Thank you for reading this. I look forward to answering any and all questions anyone may have about the movie or the actual battle. I just thought that this might fill in some of the blanks. Thank you again.
Capt. Gerry Izzo (Super65) "NSDQ"
Nightstalkers Don't Quit
"We sleep safely in our beds because rough men stand ready in the night to visit violence on those who would harm us." George Orwell
Michael J. Durant, CW4 (Retired), USA born July 23, 1961 in Berlin, NH. He entered the United States Army in August 1979. Following basic training and AIT at the Defense Language Institute, he was assigned to the 470th Military Intelligence Group, Fort Clayton, Panama as a Spanish voice intercept operator. He was accepted and attended the Warrant Officer Basic Course followed by Primary Flight Training at Fort Rucker, Alabama. Upon appointment to WO1 in November 1983, he completed the UH60 Blackhawk Qualification Course and was assigned to the 377th Medical Evacuation Company, Seoul Korea. His next assignment was with the 101st Aviation Bn, Fort Campbell, Kentucky, where he performed duties as an instructor pilot.
Michael joined the 160th Special Operations Group on August 1, 1988. Assigned to D company, he performed duties as Flight Lead and Standardization Instructor Pilot. He participated in combat operations Prime Chance, Just Cause (Panama invasion December 1989), Desert Storm (Liberation of Kuwait in January-March 1991), and Restore Hope (Somalia in August-October 1993).
On October 3, 1993, while piloting an MH60 Blackhawk in Mogadishu, Somalia, he was shot down and held captive by hostile forces. He was released eleven days later.
He is now a Program Manager for NLX Corporation, a computer simulation company based in Sterling, Virginia. He has a Bachelor of Science degree in Professional Aeronautics and a Master of Business Administration in Aviation degree from Embry-Riddle Aeronautical University.
He is a master aviator, qualified in the UH-1 Huey, MH-6 Loach, and MH-60A, L, and K models of the Blackhawk. He has a total of 3,700 flight hours with over 1,400 under Night Vision Goggles.

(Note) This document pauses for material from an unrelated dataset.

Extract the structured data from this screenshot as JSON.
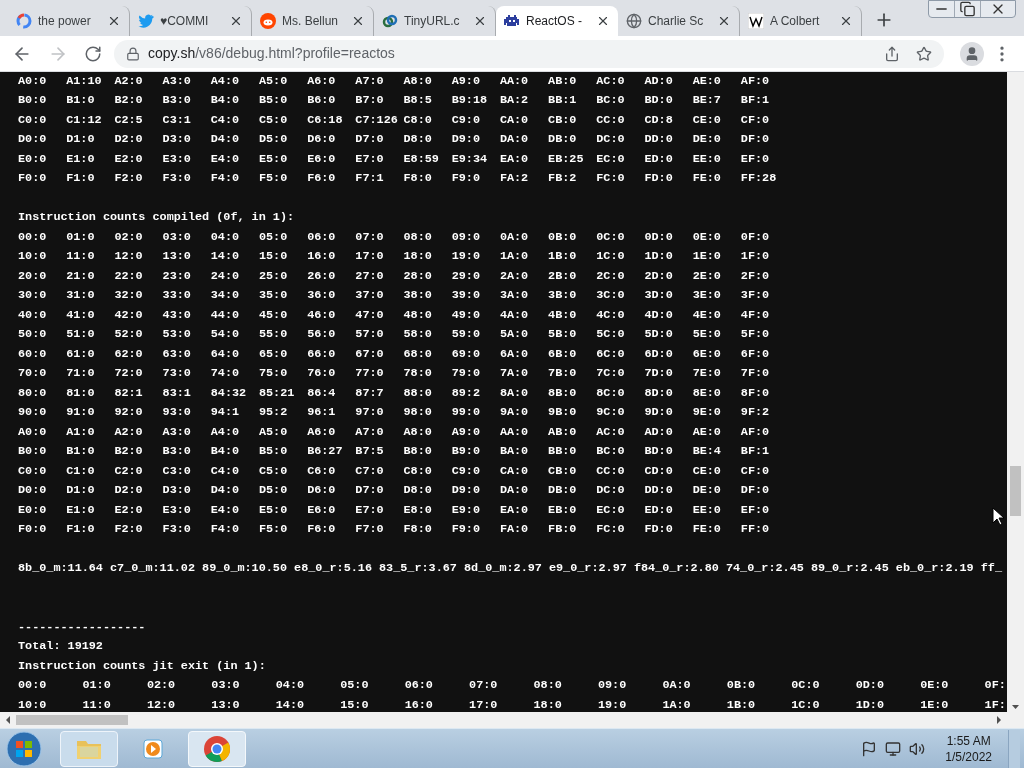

Awards include the Distinguished Service Medal, the Distinguished Flying Cross with oak leaf cluster, Bronze Star with Valor device, Purple Heart, Meritorious Service Medal, three Air Medals, one with Valor device, the POW/MIA ribbon, the Army Commendation Medal with three Oak Leaf Clusters, and numerous other awards.
He and his wife Lisa are raising five children, three boys and two girls ranging in age from five to fourteen.